The initial phase of testing for the billion-dollar Triton unmanned aerial vehicle has concluded, defense contractor Northrop Grumman announced today.
While General Atomics and its Predator and Reaper drones receive much of the local spotlight shone on military drones, Northrop Grumman's Broad Area Maritime Surveillance crew, based out of San Diego, began testing the MQ-4C Triton in Palmdale last May.
After 13 actual flights and "thousands of hours of simulated flight tests," two Triton units are headed for Naval Air Station Patuxent River, Maryland, for further research.

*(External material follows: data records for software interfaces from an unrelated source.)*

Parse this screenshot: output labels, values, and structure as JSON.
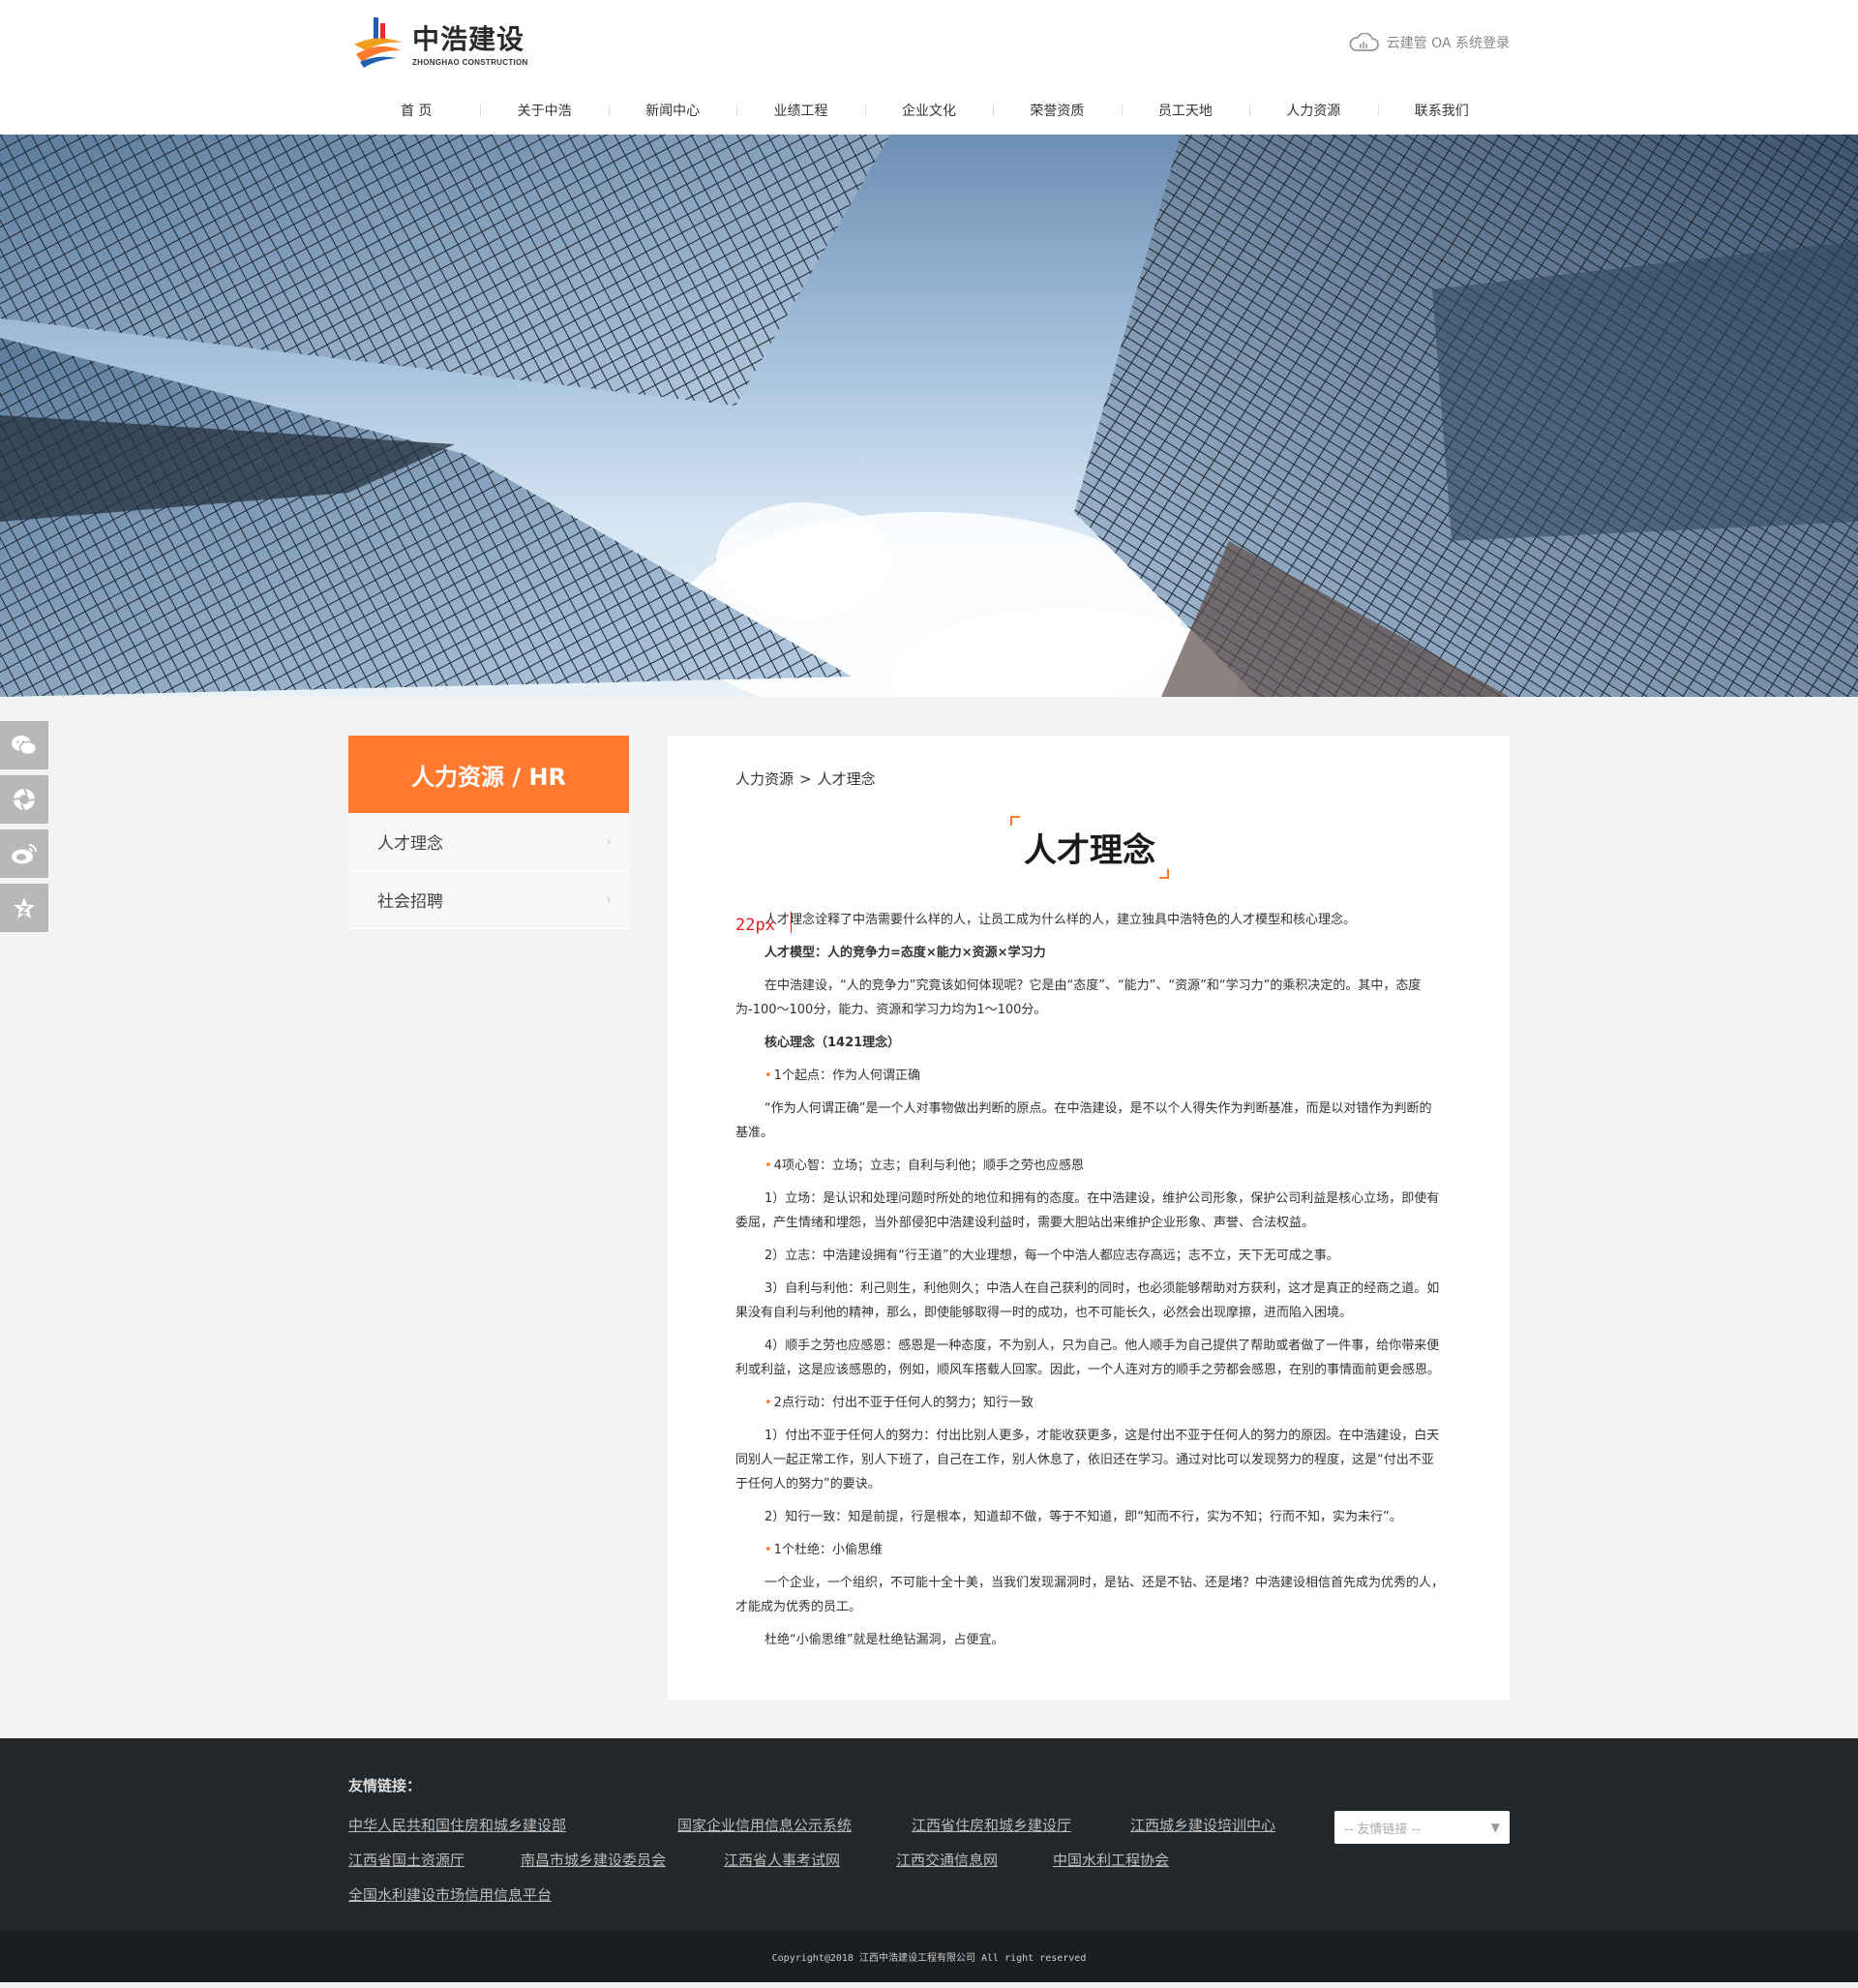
{
  "header": {
    "logo_cn": "中浩建设",
    "logo_en": "ZHONGHAO CONSTRUCTION",
    "oa_login": "云建管 OA 系统登录",
    "nav": [
      "首 页",
      "关于中浩",
      "新闻中心",
      "业绩工程",
      "企业文化",
      "荣誉资质",
      "员工天地",
      "人力资源",
      "联系我们"
    ]
  },
  "sidebar": {
    "title": "人力资源 / HR",
    "items": [
      "人才理念",
      "社会招聘"
    ]
  },
  "content": {
    "breadcrumb": [
      "人力资源",
      "人才理念"
    ],
    "breadcrumb_sep": ">",
    "title": "人才理念",
    "marker": "22px",
    "paragraphs": {
      "p1": "人才理念诠释了中浩需要什么样的人，让员工成为什么样的人，建立独具中浩特色的人才模型和核心理念。",
      "p2": "人才模型：人的竞争力=态度×能力×资源×学习力",
      "p3": "在中浩建设，“人的竞争力”究竟该如何体现呢？它是由“态度”、“能力”、“资源”和“学习力”的乘积决定的。其中，态度为-100～100分，能力、资源和学习力均为1～100分。",
      "p4": "核心理念（1421理念）",
      "p5": "1个起点：作为人何谓正确",
      "p6": "“作为人何谓正确”是一个人对事物做出判断的原点。在中浩建设，是不以个人得失作为判断基准，而是以对错作为判断的基准。",
      "p7": "4项心智：立场；立志；自利与利他；顺手之劳也应感恩",
      "p8": "1）立场：是认识和处理问题时所处的地位和拥有的态度。在中浩建设，维护公司形象，保护公司利益是核心立场，即使有委屈，产生情绪和埋怨，当外部侵犯中浩建设利益时，需要大胆站出来维护企业形象、声誉、合法权益。",
      "p9": "2）立志：中浩建设拥有“行王道”的大业理想，每一个中浩人都应志存高远；志不立，天下无可成之事。",
      "p10": "3）自利与利他：利己则生，利他则久；中浩人在自己获利的同时，也必须能够帮助对方获利，这才是真正的经商之道。如果没有自利与利他的精神，那么，即使能够取得一时的成功，也不可能长久，必然会出现摩擦，进而陷入困境。",
      "p11": "4）顺手之劳也应感恩：感恩是一种态度，不为别人，只为自己。他人顺手为自己提供了帮助或者做了一件事，给你带来便利或利益，这是应该感恩的，例如，顺风车搭载人回家。因此，一个人连对方的顺手之劳都会感恩，在别的事情面前更会感恩。",
      "p12": "2点行动：付出不亚于任何人的努力；知行一致",
      "p13": "1）付出不亚于任何人的努力：付出比别人更多，才能收获更多，这是付出不亚于任何人的努力的原因。在中浩建设，白天同别人一起正常工作，别人下班了，自己在工作，别人休息了，依旧还在学习。通过对比可以发现努力的程度，这是“付出不亚于任何人的努力”的要诀。",
      "p14": "2）知行一致：知是前提，行是根本，知道却不做，等于不知道，即“知而不行，实为不知；行而不知，实为未行”。",
      "p15": "1个杜绝：小偷思维",
      "p16": "一个企业，一个组织，不可能十全十美，当我们发现漏洞时，是钻、还是不钻、还是堵？中浩建设相信首先成为优秀的人，才能成为优秀的员工。",
      "p17": "杜绝“小偷思维”就是杜绝钻漏洞，占便宜。"
    }
  },
  "footer": {
    "title": "友情链接：",
    "links": [
      "中华人民共和国住房和城乡建设部",
      "国家企业信用信息公示系统",
      "江西省住房和城乡建设厅",
      "江西城乡建设培训中心",
      "江西省国土资源厅",
      "南昌市城乡建设委员会",
      "江西省人事考试网",
      "江西交通信息网",
      "中国水利工程协会",
      "全国水利建设市场信用信息平台"
    ],
    "select_placeholder": "-- 友情链接 --",
    "copyright": "Copyright@2018 江西中浩建设工程有限公司 All right reserved"
  },
  "colors": {
    "accent": "#ff7a2f",
    "footer_bg": "#24282b",
    "side_bg": "#f7f7f7"
  },
  "icons": {
    "social": [
      "wechat-icon",
      "camera-aperture-icon",
      "weibo-icon",
      "star-badge-icon"
    ],
    "oa": "cloud-icon"
  }
}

During the first round of testing, remote pilots flew the drones at heights of nearly 60,000 feet and in endurance tests lasting as long as 81 hours.
Once cleared for use, the machines will "allow military commanders to gather high-resolution imagery, use radar to detect targets, and provide airborne communications and information-sharing capabilities to military units across long distances," according to the company
In addition to the two prototypes, the Navy intends to purchase another 68 of the drones, with the cost estimated at $137 million each — actually closer to $189 million each including research and development, according to a a March 2013 Government Accountability Office report.
By comparison, General Atomics Reaper units cost taxpayers about $31 million each, though over 400 of the machines have been delivered or are on order.